> _Work to be completed_: Write out all the records exactly, and keep any images out.

---- Records shown

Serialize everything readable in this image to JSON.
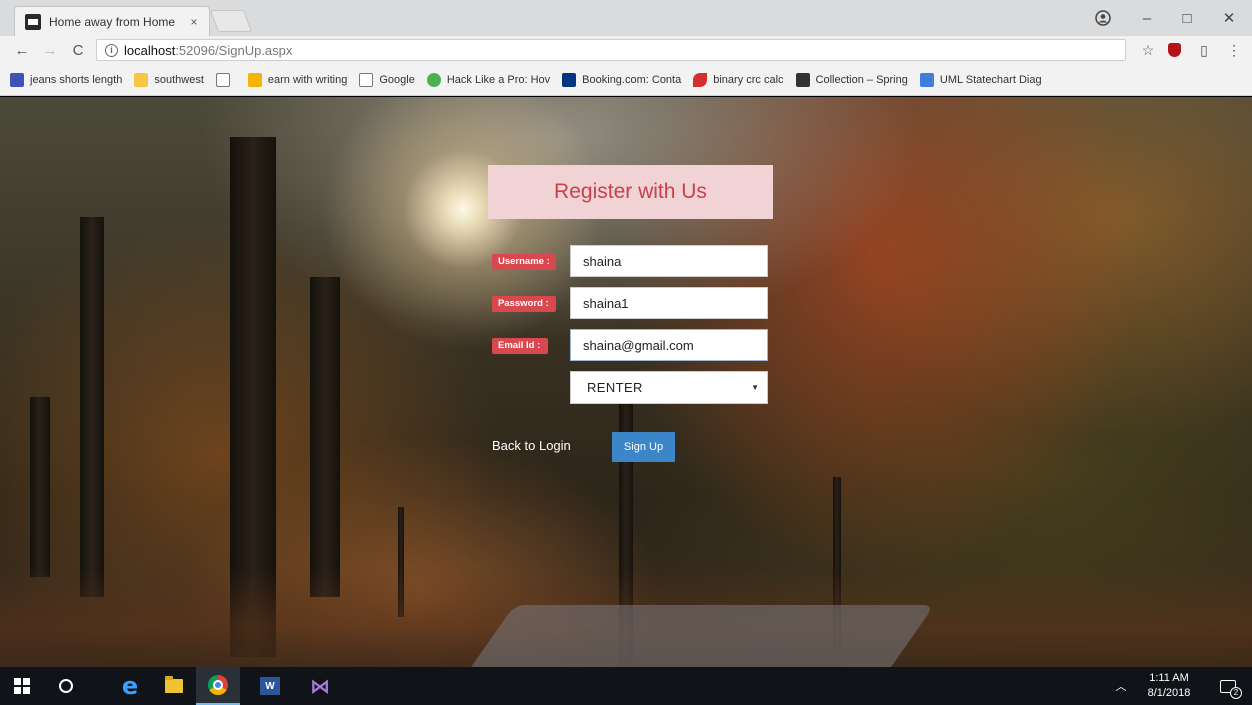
{
  "browser": {
    "tab_title": "Home away from Home",
    "tab_close": "×",
    "url_host": "localhost",
    "url_rest": ":52096/SignUp.aspx",
    "window_controls": {
      "min": "–",
      "max": "□",
      "close": "✕"
    }
  },
  "bookmarks": [
    {
      "label": "jeans shorts length",
      "icon": "flag-icon",
      "color": "#3f51b5"
    },
    {
      "label": "southwest",
      "icon": "folder-icon",
      "color": "#f6c744"
    },
    {
      "label": "",
      "icon": "page-icon",
      "color": "#ffffff"
    },
    {
      "label": "earn with writing",
      "icon": "note-icon",
      "color": "#f4b400"
    },
    {
      "label": "Google",
      "icon": "page-icon",
      "color": "#ffffff"
    },
    {
      "label": "Hack Like a Pro: Hov",
      "icon": "shield-icon",
      "color": "#4caf50"
    },
    {
      "label": "Booking.com: Conta",
      "icon": "booking-icon",
      "color": "#003580"
    },
    {
      "label": "binary crc calc",
      "icon": "binary-icon",
      "color": "#d32f2f"
    },
    {
      "label": "Collection – Spring",
      "icon": "collection-icon",
      "color": "#333333"
    },
    {
      "label": "UML Statechart Diag",
      "icon": "uml-icon",
      "color": "#3f7fd8"
    }
  ],
  "form": {
    "heading": "Register with Us",
    "username_label": "Username :",
    "username_value": "shaina",
    "password_label": "Password :",
    "password_value": "shaina1",
    "email_label": "Email Id :",
    "email_value": "shaina@gmail.com",
    "role_value": "RENTER",
    "back_link": "Back to Login",
    "signup_button": "Sign Up"
  },
  "colors": {
    "heading_bg": "#f2d3d5",
    "heading_text": "#c9414a",
    "label_bg": "#d9474f",
    "button_bg": "#3a86c8"
  },
  "taskbar": {
    "time": "1:11 AM",
    "date": "8/1/2018",
    "notification_count": "2"
  }
}
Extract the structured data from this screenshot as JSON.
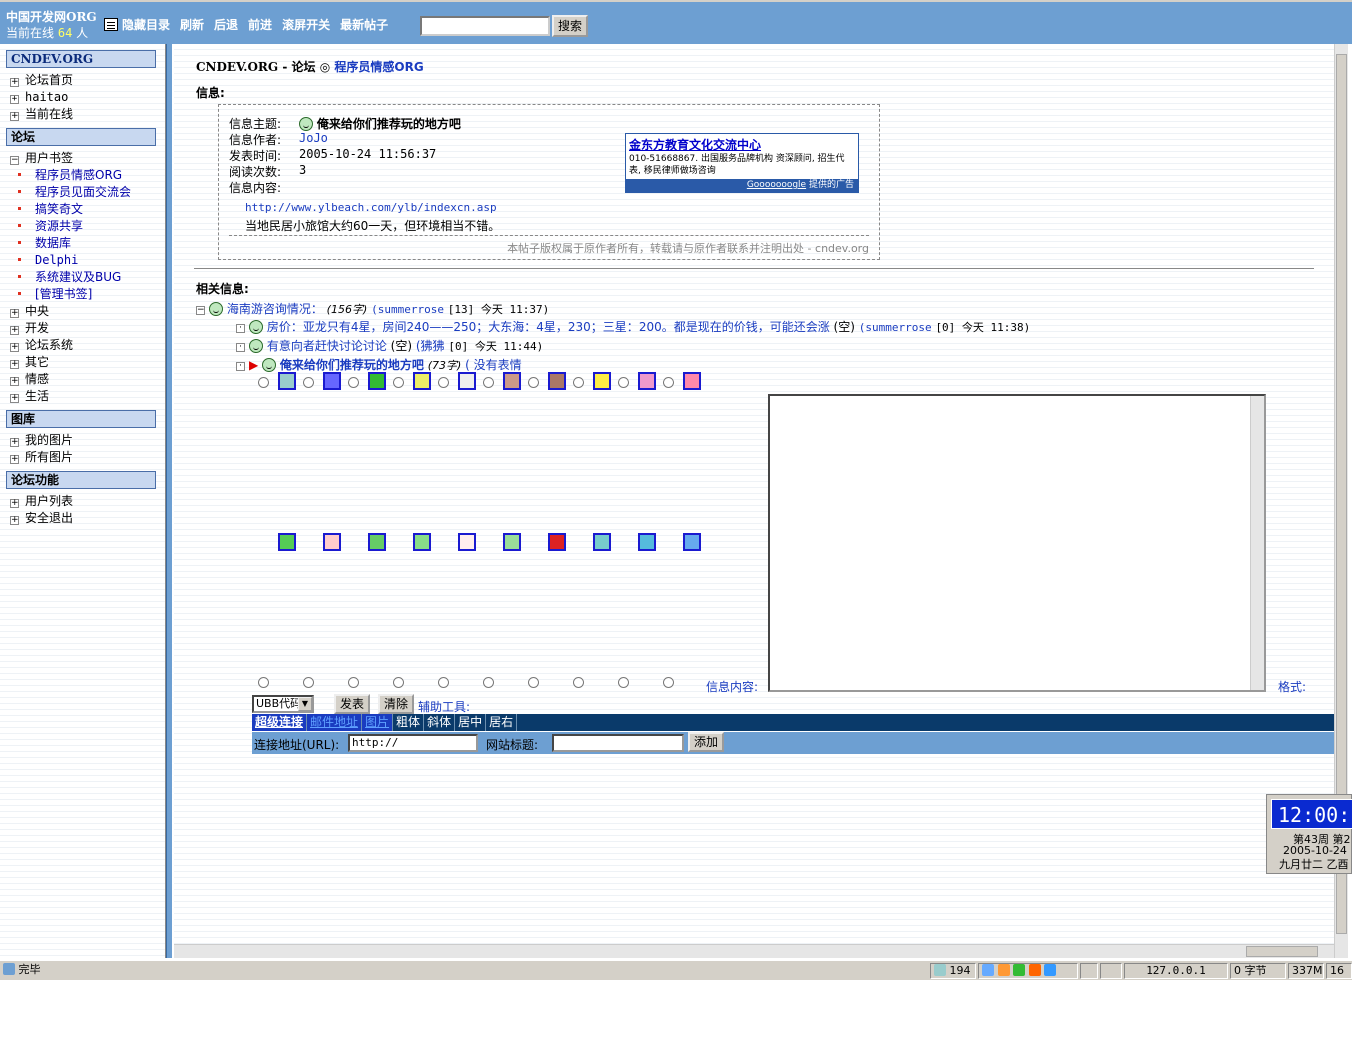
{
  "topbar": {
    "site_title": "中国开发网ORG",
    "online_prefix": "当前在线",
    "online_count": "64",
    "online_suffix": "人",
    "buttons": [
      "隐藏目录",
      "刷新",
      "后退",
      "前进",
      "滚屏开关",
      "最新帖子"
    ],
    "search_value": "",
    "search_button": "搜索"
  },
  "sidebar": {
    "header_site": "CNDEV.ORG",
    "site_items": [
      "论坛首页",
      "haitao",
      "当前在线"
    ],
    "header_forum": "论坛",
    "bookmarks_label": "用户书签",
    "bookmarks": [
      "程序员情感ORG",
      "程序员见面交流会",
      "搞笑奇文",
      "资源共享",
      "数据库",
      "Delphi",
      "系统建议及BUG",
      "[管理书签]"
    ],
    "forum_groups": [
      "中央",
      "开发",
      "论坛系统",
      "其它",
      "情感",
      "生活"
    ],
    "header_gallery": "图库",
    "gallery_items": [
      "我的图片",
      "所有图片"
    ],
    "header_functions": "论坛功能",
    "function_items": [
      "用户列表",
      "安全退出"
    ]
  },
  "breadcrumb": {
    "site": "CNDEV.ORG",
    "sep1": "-",
    "forum_label": "论坛",
    "sep2": "◎",
    "board": "程序员情感ORG"
  },
  "info": {
    "section_label": "信息:",
    "subject_label": "信息主题:",
    "subject": "俺来给你们推荐玩的地方吧",
    "author_label": "信息作者:",
    "author": "JoJo",
    "time_label": "发表时间:",
    "time": "2005-10-24 11:56:37",
    "reads_label": "阅读次数:",
    "reads": "3",
    "content_label": "信息内容:",
    "link": "http://www.ylbeach.com/ylb/indexcn.asp",
    "body": "当地民居小旅馆大约60一天，但环境相当不错。",
    "copyright": "本帖子版权属于原作者所有，转载请与原作者联系并注明出处 - cndev.org"
  },
  "ad": {
    "title": "金东方教育文化交流中心",
    "body": "010-51668867. 出国服务品牌机构 资深顾问, 招生代表, 移民律师做场咨询",
    "footer_link": "Gooooooogle",
    "footer_text": "提供的广告"
  },
  "related": {
    "label": "相关信息:",
    "root_title": "海南游咨询情况：",
    "root_size": "(156字)",
    "root_author": "(summerrose",
    "root_meta": "[13] 今天 11:37)",
    "reply1_title": "房价：亚龙只有4星，房间240——250；大东海：4星，230；三星：200。都是现在的价钱，可能还会涨",
    "reply1_size": "(空)",
    "reply1_author": "(summerrose",
    "reply1_meta": "[0] 今天 11:38)",
    "reply2_title": "有意向者赶快讨论讨论",
    "reply2_size": "(空)",
    "reply2_author": "(狒狒",
    "reply2_meta": "[0] 今天 11:44)",
    "reply3_title": "俺来给你们推荐玩的地方吧",
    "reply3_size": "(73字)",
    "reply3_extra": "( 没有表情"
  },
  "editor": {
    "content_label": "信息内容:",
    "format_label": "格式:",
    "ubb_select": "UBB代码",
    "post_button": "发表",
    "clear_button": "清除",
    "aux_label": "辅助工具:",
    "format_tabs": [
      "超级连接",
      "邮件地址",
      "图片",
      "粗体",
      "斜体",
      "居中",
      "居右"
    ],
    "url_label": "连接地址(URL):",
    "url_value": "http://",
    "site_title_label": "网站标题:",
    "site_title_value": "",
    "add_button": "添加"
  },
  "clock": {
    "time": "12:00:",
    "week": "第43周 第2",
    "date": "2005-10-24",
    "lunar": "九月廿二 乙酉"
  },
  "statusbar": {
    "status": "完毕",
    "count": "194",
    "ip": "127.0.0.1",
    "bytes": "0 字节",
    "memory": "337M",
    "extra": "16"
  }
}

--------

> _Task response_:
Serialize everything readable in this image to JSON.
{
  "browser": {
    "tab_title": "Home away from Home",
    "tab_close": "×",
    "url_host": "localhost",
    "url_rest": ":52096/SignUp.aspx",
    "window_controls": {
      "min": "–",
      "max": "□",
      "close": "✕"
    }
  },
  "bookmarks": [
    {
      "label": "jeans shorts length",
      "icon": "flag-icon",
      "color": "#3f51b5"
    },
    {
      "label": "southwest",
      "icon": "folder-icon",
      "color": "#f6c744"
    },
    {
      "label": "",
      "icon": "page-icon",
      "color": "#ffffff"
    },
    {
      "label": "earn with writing",
      "icon": "note-icon",
      "color": "#f4b400"
    },
    {
      "label": "Google",
      "icon": "page-icon",
      "color": "#ffffff"
    },
    {
      "label": "Hack Like a Pro: Hov",
      "icon": "shield-icon",
      "color": "#4caf50"
    },
    {
      "label": "Booking.com: Conta",
      "icon": "booking-icon",
      "color": "#003580"
    },
    {
      "label": "binary crc calc",
      "icon": "binary-icon",
      "color": "#d32f2f"
    },
    {
      "label": "Collection – Spring",
      "icon": "collection-icon",
      "color": "#333333"
    },
    {
      "label": "UML Statechart Diag",
      "icon": "uml-icon",
      "color": "#3f7fd8"
    }
  ],
  "form": {
    "heading": "Register with Us",
    "username_label": "Username :",
    "username_value": "shaina",
    "password_label": "Password :",
    "password_value": "shaina1",
    "email_label": "Email Id :",
    "email_value": "shaina@gmail.com",
    "role_value": "RENTER",
    "back_link": "Back to Login",
    "signup_button": "Sign Up"
  },
  "colors": {
    "heading_bg": "#f2d3d5",
    "heading_text": "#c9414a",
    "label_bg": "#d9474f",
    "button_bg": "#3a86c8"
  },
  "taskbar": {
    "time": "1:11 AM",
    "date": "8/1/2018",
    "notification_count": "2"
  }
}
Extract the structured data from this screenshot as JSON.
{
  "topbar": {
    "site_title": "中国开发网ORG",
    "online_prefix": "当前在线",
    "online_count": "64",
    "online_suffix": "人",
    "buttons": [
      "隐藏目录",
      "刷新",
      "后退",
      "前进",
      "滚屏开关",
      "最新帖子"
    ],
    "search_value": "",
    "search_button": "搜索"
  },
  "sidebar": {
    "header_site": "CNDEV.ORG",
    "site_items": [
      "论坛首页",
      "haitao",
      "当前在线"
    ],
    "header_forum": "论坛",
    "bookmarks_label": "用户书签",
    "bookmarks": [
      "程序员情感ORG",
      "程序员见面交流会",
      "搞笑奇文",
      "资源共享",
      "数据库",
      "Delphi",
      "系统建议及BUG",
      "[管理书签]"
    ],
    "forum_groups": [
      "中央",
      "开发",
      "论坛系统",
      "其它",
      "情感",
      "生活"
    ],
    "header_gallery": "图库",
    "gallery_items": [
      "我的图片",
      "所有图片"
    ],
    "header_functions": "论坛功能",
    "function_items": [
      "用户列表",
      "安全退出"
    ]
  },
  "breadcrumb": {
    "site": "CNDEV.ORG",
    "sep1": "-",
    "forum_label": "论坛",
    "sep2": "◎",
    "board": "程序员情感ORG"
  },
  "info": {
    "section_label": "信息:",
    "subject_label": "信息主题:",
    "subject": "俺来给你们推荐玩的地方吧",
    "author_label": "信息作者:",
    "author": "JoJo",
    "time_label": "发表时间:",
    "time": "2005-10-24 11:56:37",
    "reads_label": "阅读次数:",
    "reads": "3",
    "content_label": "信息内容:",
    "link": "http://www.ylbeach.com/ylb/indexcn.asp",
    "body": "当地民居小旅馆大约60一天，但环境相当不错。",
    "copyright": "本帖子版权属于原作者所有，转载请与原作者联系并注明出处 - cndev.org"
  },
  "ad": {
    "title": "金东方教育文化交流中心",
    "body": "010-51668867. 出国服务品牌机构 资深顾问, 招生代表, 移民律师做场咨询",
    "footer_link": "Gooooooogle",
    "footer_text": "提供的广告"
  },
  "related": {
    "label": "相关信息:",
    "root_title": "海南游咨询情况：",
    "root_size": "(156字)",
    "root_author": "(summerrose",
    "root_meta": "[13] 今天 11:37)",
    "reply1_title": "房价：亚龙只有4星，房间240——250；大东海：4星，230；三星：200。都是现在的价钱，可能还会涨",
    "reply1_size": "(空)",
    "reply1_author": "(summerrose",
    "reply1_meta": "[0] 今天 11:38)",
    "reply2_title": "有意向者赶快讨论讨论",
    "reply2_size": "(空)",
    "reply2_author": "(狒狒",
    "reply2_meta": "[0] 今天 11:44)",
    "reply3_title": "俺来给你们推荐玩的地方吧",
    "reply3_size": "(73字)",
    "reply3_extra": "( 没有表情"
  },
  "editor": {
    "content_label": "信息内容:",
    "format_label": "格式:",
    "ubb_select": "UBB代码",
    "post_button": "发表",
    "clear_button": "清除",
    "aux_label": "辅助工具:",
    "format_tabs": [
      "超级连接",
      "邮件地址",
      "图片",
      "粗体",
      "斜体",
      "居中",
      "居右"
    ],
    "url_label": "连接地址(URL):",
    "url_value": "http://",
    "site_title_label": "网站标题:",
    "site_title_value": "",
    "add_button": "添加"
  },
  "clock": {
    "time": "12:00:",
    "week": "第43周 第2",
    "date": "2005-10-24",
    "lunar": "九月廿二 乙酉"
  },
  "statusbar": {
    "status": "完毕",
    "count": "194",
    "ip": "127.0.0.1",
    "bytes": "0 字节",
    "memory": "337M",
    "extra": "16"
  }
}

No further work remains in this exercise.